Problem statement => What lines in the following entries hold the word "Create"? Copy each one.

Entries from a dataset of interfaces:
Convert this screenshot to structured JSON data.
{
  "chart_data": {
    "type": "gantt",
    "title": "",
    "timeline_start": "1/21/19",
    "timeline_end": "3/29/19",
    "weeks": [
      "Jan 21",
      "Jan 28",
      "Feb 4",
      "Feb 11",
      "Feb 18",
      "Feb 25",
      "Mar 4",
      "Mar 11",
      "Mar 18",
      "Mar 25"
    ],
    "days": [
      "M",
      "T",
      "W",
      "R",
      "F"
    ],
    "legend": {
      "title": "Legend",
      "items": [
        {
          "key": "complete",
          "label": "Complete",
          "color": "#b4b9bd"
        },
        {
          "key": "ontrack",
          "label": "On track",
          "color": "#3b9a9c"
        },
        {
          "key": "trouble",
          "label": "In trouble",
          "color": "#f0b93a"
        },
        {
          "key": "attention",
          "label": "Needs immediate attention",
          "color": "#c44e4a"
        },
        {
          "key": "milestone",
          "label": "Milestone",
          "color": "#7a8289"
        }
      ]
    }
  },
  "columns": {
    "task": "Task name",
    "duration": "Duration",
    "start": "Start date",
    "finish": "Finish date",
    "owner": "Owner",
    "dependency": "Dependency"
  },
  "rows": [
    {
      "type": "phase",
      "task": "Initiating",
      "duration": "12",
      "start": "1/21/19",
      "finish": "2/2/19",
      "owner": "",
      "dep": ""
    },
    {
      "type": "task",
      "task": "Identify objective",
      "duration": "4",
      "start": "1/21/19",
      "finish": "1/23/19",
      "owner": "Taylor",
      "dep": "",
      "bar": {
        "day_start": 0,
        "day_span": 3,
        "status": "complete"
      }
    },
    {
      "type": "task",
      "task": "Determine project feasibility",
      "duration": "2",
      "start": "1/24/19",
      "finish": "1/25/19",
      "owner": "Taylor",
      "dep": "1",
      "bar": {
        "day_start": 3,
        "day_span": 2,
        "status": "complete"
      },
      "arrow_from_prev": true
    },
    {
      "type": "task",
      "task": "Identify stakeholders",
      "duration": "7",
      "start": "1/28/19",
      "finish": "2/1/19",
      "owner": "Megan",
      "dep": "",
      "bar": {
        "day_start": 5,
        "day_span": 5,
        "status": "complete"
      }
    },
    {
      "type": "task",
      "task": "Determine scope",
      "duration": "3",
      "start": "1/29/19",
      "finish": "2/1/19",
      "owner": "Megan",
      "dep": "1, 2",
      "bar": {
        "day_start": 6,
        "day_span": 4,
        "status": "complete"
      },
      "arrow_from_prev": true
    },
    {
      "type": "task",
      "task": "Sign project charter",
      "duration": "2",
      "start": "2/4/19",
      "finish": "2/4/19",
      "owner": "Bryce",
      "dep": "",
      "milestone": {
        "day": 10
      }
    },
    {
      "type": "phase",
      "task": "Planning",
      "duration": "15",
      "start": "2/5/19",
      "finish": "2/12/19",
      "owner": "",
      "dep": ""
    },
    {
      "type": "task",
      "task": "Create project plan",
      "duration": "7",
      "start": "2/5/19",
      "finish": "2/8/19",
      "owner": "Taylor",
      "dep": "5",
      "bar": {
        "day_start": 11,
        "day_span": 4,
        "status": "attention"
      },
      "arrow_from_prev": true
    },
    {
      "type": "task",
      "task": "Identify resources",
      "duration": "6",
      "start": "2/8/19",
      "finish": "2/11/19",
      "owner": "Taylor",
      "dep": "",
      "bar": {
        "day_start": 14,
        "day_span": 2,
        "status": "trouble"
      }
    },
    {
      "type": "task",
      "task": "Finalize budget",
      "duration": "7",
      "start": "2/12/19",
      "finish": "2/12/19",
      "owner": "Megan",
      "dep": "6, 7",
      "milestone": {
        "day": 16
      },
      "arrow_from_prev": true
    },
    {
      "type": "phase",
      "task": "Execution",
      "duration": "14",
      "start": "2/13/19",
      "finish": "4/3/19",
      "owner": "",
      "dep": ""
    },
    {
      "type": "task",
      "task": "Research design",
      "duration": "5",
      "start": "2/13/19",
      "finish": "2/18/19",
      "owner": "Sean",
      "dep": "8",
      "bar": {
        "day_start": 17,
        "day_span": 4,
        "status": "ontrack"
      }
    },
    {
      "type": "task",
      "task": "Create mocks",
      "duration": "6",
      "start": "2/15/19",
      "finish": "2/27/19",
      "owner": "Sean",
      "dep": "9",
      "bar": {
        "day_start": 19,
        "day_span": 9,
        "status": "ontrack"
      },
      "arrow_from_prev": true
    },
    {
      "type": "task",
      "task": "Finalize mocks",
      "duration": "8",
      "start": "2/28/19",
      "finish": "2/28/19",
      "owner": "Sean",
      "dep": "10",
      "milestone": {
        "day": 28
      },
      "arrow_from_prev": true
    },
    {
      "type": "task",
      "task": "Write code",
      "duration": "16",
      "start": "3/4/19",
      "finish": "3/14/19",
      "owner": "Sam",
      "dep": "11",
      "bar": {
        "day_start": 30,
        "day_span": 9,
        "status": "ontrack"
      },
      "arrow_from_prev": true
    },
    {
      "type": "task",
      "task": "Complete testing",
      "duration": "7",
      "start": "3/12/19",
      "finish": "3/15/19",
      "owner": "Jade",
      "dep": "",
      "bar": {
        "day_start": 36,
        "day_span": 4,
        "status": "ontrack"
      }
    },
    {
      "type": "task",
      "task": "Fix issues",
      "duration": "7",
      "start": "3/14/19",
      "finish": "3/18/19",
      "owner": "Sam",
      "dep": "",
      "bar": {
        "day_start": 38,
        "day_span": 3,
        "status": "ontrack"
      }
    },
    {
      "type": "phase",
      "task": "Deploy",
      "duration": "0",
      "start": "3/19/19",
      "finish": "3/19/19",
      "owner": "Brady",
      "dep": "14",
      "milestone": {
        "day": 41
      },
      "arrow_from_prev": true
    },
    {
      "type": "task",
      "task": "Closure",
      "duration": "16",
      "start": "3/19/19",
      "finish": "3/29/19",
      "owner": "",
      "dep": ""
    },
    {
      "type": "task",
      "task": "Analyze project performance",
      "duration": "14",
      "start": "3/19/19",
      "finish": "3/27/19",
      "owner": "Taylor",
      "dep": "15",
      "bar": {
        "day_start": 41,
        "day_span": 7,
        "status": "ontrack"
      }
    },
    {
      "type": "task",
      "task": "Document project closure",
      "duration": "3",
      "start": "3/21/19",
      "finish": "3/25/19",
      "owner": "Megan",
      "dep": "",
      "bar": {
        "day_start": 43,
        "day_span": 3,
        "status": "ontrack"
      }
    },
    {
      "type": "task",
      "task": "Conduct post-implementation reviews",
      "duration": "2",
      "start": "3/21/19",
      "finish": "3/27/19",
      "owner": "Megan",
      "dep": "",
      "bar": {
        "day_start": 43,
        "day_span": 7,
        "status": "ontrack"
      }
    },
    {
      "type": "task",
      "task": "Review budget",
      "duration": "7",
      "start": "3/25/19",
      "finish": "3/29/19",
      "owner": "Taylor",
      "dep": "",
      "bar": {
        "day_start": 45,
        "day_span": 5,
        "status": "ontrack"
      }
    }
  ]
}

Task output =>
      "task": "Create project plan",
      "task": "Create mocks",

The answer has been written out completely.